Reviewed : 5 June 2019
Collaborators is a black comedy based on the writer’s imagining of Russian writer Mikhail Bulgakov’s relationship with the tyrannical Soviet leader Joseph Stalin, who covered his ‘reign’ of terror and mass executions with a charismatic appeal that somehow inspired trust. Playwright John Hodge, of Trainspotting fame, tells the story through a dream the ailing Bulgakov has after a production of his play about the death of Moliere. In the ‘dream’, Stalin wilily encourages him to write a play about his early life, then takes over the writing himself.
Through the play, Hodge comments on the ruthlessness of Stalin’s reign of terror and artful deception, which he describes thus: “One of Stalin’s most effective tactics was the use of uncertainty. False reassurance and broken promises were a matter of policy at the highest level.” The devastation he wrought on the land and its people is the core of the play.
Hodge tempers the bleak theme with dark humour, short scenes and a mixture of styles. Director Moira Blumenthal and her creative team accentuate the satirical humour that interlaces the plot. The set, designed by Colleen Cook, is contiguous, with multiple entrances that allow the scenes to run smoothly into each other and encourage the pace that is needed to keep the production buoyant.
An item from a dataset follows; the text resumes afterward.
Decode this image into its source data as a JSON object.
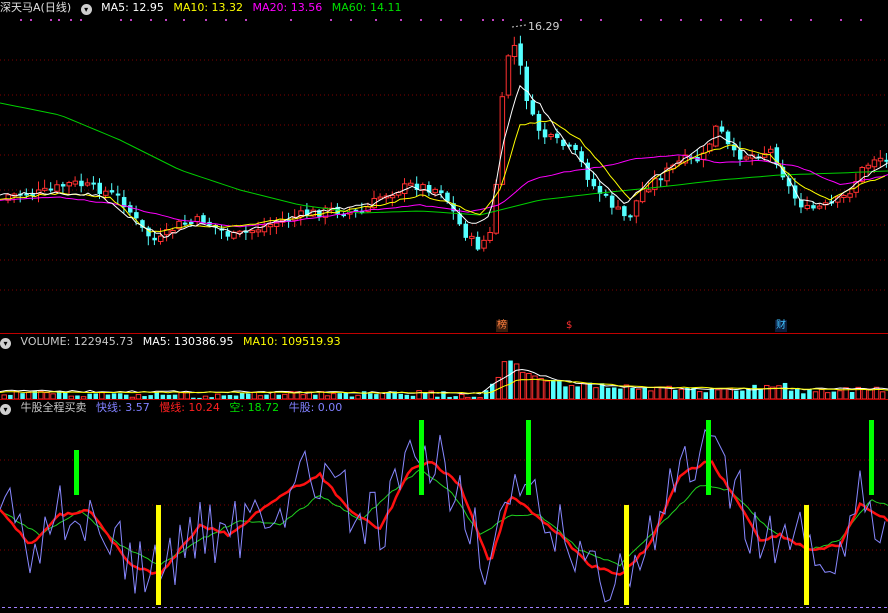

Martin Kinnane lights it with a film noir smokiness that heightens the fantasy of Hodge’s imagined scenes.
With a cast of fourteen playing over twenty roles, Blumenthal has directed a production that clearly delineates the characters, the fear and uncertainty under which they lived – and Stalin’s ability to captivate and cuckold … just as Richard Cotter does in his portrayal of the Russian leader.
Cotter makes an energetic entrance and sustains it throughout the production. He lures Bulgakov into his magnetic web, mesmerising him with empty promises. Cotter’s fiendish smile, overt gestures, and crafty, quick responses expose the cunning and malice of the character – and explain people’s inability to resist his charm.
Andy Simpson plays Bulgakov as a naïve writer, caught up in his dreamy idealism – and thus an easy target for Stalin’s wiliness. He is foolishly trusting – exemplified when he allows Stalin to talk him into signing some execution orders. He is also a loving husband to his wife Yelena, played with wry scepticism but unquestioning support by Audrey Blyde. And both are accepting hosts to a bereft group of displaced persons – played by Dave Kirkham, Annette van Roden and Michael Arvithis – with whom they are forced to share their home.
Just as these characters represent the beleaguered populace of Stalin’s Soviet Union, so David Woodland and John van Putten represent the dreaded secret police that carried out Stalin’s purges. One takes over the production of ‘the play’ Stalin is writing, the other hovers as a constant, evil presence, watching silently.
Blumenthal emphasises the humorous possibilities in the script and uses stylised action to underscore the filmic nature of the writing. That, and the pace she demands of her cast, keeps the tone as light as possible considering the underlying themes and the representational characters Hodge created, including the masked, black gowned actors in Bulgakov’s Moliere-style play, eerily performed in a smokey haze.
This play is a reminder of just what destruction a duplicitous leader can achieve. Blumenthal’s production makes it scarily, but lightly, real.